Rural property owners are also private wastewater management system operators. They don’t have the luxury of flushing and forgetting like their city cousins. This is because the solids that they do flush remain on their property (contained in their septic tank) and the resulting effluent is returned to the soil under their own septic leaching bed. Managing human waste is a big responsibility and the Ontario Building Code has something to say about how homeowners deal with it.
Section 10.1 of the Building Code Act specifies; “No person shall operate or maintain a sewage system or permit a sewage system to be operated or maintained except in accordance with this Act and the building code.”
The owner of the property where an onsite sewage system exists or will be installed is ultimately responsible for signing the application for a building permit which certifies that the information on the permit is correct. By signing the permit they are also ensuring that the proper site evaluation is completed and they are also confirming that the design of the system complies with all the appropriate regulations.
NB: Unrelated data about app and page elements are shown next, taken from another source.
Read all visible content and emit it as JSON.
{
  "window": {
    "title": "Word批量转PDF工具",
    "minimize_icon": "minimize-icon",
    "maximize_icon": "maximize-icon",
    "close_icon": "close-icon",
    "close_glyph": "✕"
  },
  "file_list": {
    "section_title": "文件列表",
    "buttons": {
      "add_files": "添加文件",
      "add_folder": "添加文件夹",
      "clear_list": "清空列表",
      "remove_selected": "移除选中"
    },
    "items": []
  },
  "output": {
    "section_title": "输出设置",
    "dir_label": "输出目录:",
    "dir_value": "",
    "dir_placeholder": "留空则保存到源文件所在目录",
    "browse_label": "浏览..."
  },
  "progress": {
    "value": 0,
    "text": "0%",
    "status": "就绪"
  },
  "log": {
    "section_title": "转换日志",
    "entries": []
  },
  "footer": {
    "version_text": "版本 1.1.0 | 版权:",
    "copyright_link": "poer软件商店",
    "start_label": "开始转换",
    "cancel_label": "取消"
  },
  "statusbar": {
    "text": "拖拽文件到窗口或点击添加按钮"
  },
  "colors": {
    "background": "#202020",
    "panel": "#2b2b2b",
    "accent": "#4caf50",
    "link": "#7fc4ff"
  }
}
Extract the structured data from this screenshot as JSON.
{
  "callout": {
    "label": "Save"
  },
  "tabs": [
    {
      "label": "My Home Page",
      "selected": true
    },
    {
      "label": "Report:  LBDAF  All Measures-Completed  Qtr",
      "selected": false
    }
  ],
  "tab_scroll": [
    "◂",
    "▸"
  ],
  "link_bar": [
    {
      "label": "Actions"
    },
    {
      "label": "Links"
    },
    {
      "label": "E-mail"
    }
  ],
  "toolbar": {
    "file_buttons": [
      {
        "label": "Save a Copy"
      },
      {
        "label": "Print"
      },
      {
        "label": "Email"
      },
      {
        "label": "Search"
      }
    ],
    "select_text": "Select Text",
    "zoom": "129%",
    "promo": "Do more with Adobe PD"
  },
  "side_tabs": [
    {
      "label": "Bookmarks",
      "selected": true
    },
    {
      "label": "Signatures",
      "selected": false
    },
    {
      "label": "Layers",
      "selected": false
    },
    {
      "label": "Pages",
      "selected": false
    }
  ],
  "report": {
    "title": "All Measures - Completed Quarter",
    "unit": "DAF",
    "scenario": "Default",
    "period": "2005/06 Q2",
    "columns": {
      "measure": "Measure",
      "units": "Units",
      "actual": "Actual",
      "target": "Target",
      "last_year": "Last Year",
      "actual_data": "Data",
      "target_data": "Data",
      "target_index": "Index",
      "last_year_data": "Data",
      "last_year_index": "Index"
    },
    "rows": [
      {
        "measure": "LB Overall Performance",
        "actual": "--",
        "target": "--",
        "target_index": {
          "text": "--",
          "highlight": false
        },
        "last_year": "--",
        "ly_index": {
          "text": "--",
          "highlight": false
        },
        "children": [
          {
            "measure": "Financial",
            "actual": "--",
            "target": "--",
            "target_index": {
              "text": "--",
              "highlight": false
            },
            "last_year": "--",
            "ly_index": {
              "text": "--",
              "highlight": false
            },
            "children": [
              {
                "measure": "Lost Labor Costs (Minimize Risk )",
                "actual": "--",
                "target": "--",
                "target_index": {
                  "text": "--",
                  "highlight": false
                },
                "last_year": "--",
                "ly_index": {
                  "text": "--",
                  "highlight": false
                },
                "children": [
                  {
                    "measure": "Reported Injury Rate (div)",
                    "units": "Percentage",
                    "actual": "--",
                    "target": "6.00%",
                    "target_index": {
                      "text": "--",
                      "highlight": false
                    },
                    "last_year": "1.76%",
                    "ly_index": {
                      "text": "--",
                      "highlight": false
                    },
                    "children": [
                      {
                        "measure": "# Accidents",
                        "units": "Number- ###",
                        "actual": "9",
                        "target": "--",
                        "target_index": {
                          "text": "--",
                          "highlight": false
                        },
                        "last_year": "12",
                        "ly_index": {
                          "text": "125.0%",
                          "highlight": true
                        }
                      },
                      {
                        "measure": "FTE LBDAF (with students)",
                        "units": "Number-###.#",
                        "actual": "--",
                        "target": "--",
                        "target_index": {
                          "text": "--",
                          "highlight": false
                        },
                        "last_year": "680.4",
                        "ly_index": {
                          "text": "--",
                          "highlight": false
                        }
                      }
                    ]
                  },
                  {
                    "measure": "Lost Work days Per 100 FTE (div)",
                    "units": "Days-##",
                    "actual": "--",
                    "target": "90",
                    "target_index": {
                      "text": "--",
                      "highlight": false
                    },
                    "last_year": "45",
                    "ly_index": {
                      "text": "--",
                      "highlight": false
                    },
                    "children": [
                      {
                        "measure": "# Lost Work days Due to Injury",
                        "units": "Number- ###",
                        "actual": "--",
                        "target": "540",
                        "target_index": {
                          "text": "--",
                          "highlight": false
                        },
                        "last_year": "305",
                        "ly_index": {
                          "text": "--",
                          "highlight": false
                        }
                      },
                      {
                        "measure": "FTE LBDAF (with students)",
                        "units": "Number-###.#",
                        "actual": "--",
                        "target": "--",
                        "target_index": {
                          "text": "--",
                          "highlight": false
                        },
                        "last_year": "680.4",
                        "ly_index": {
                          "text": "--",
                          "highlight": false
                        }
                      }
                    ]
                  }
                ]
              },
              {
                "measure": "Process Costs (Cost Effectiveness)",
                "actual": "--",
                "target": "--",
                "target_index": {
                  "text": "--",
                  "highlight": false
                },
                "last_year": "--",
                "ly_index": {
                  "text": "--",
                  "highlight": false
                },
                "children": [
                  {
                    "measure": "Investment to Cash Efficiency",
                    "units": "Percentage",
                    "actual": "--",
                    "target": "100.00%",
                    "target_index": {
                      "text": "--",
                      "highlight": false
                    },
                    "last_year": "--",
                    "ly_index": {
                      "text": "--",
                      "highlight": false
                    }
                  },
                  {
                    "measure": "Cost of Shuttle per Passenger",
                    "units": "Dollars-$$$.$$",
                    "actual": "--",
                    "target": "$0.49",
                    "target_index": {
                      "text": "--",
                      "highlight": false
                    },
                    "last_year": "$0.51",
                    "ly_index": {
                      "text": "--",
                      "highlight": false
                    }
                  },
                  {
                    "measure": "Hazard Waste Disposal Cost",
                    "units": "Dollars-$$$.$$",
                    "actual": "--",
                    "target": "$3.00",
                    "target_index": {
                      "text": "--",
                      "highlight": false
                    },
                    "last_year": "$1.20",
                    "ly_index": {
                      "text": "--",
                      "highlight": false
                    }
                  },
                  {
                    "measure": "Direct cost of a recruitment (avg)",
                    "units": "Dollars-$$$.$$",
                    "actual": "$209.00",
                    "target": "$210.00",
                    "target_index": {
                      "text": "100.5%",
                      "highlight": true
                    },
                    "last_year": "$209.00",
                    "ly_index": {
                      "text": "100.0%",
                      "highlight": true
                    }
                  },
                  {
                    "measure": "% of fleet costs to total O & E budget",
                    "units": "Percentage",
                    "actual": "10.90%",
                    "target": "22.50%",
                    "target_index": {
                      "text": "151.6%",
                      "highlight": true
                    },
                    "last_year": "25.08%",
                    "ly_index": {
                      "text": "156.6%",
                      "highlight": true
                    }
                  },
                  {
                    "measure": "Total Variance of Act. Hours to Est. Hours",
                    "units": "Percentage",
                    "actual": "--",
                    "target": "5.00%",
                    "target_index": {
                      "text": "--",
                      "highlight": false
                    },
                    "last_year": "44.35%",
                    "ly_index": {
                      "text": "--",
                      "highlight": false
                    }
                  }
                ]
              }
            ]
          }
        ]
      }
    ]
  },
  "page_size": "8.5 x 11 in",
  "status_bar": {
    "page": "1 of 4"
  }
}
Property owners can assign their agency over to an installer or a designer to conduct the site evaluation, design the system and install it for the purposes of applying for and obtaining the required permit -but- this does not absolve the owner of their roles and responsibilities under Section 1.1. of the Act.
Under subsection 8.9.3. of the OBC , property owners shall:
- maintain their system in accordance both on the basis on which the construction of the sewage system was approved and the operation and maintenance requirements of the manufacturer
- maintain the land in the vicinity of their sewage system in a condition that will not cause damage to or impair the functioning of the sewage system
In addition, the septic tanks of conventional and advanced treatment systems must be cleaned (pumped) whenever sludge and scum (solids) occupy one-third of the working capacity of the tank. Not sure of the capacity of your tank? Call your local regulator to find out what they have on record for your system, ask your installer or ask your pumper.
Need some guidance to make sure you are Code compliant? Call us with your questions or check out our Homeowner Resources. Do the reading, have the conversations, get the work done and protect the environment and your home’s infrastructure. Be onsite proud!
Portions of this post were paraphrased from the OBOA’s “Ontario Building Code Course: Part 8 On-site Sewage Systems Participant Manual”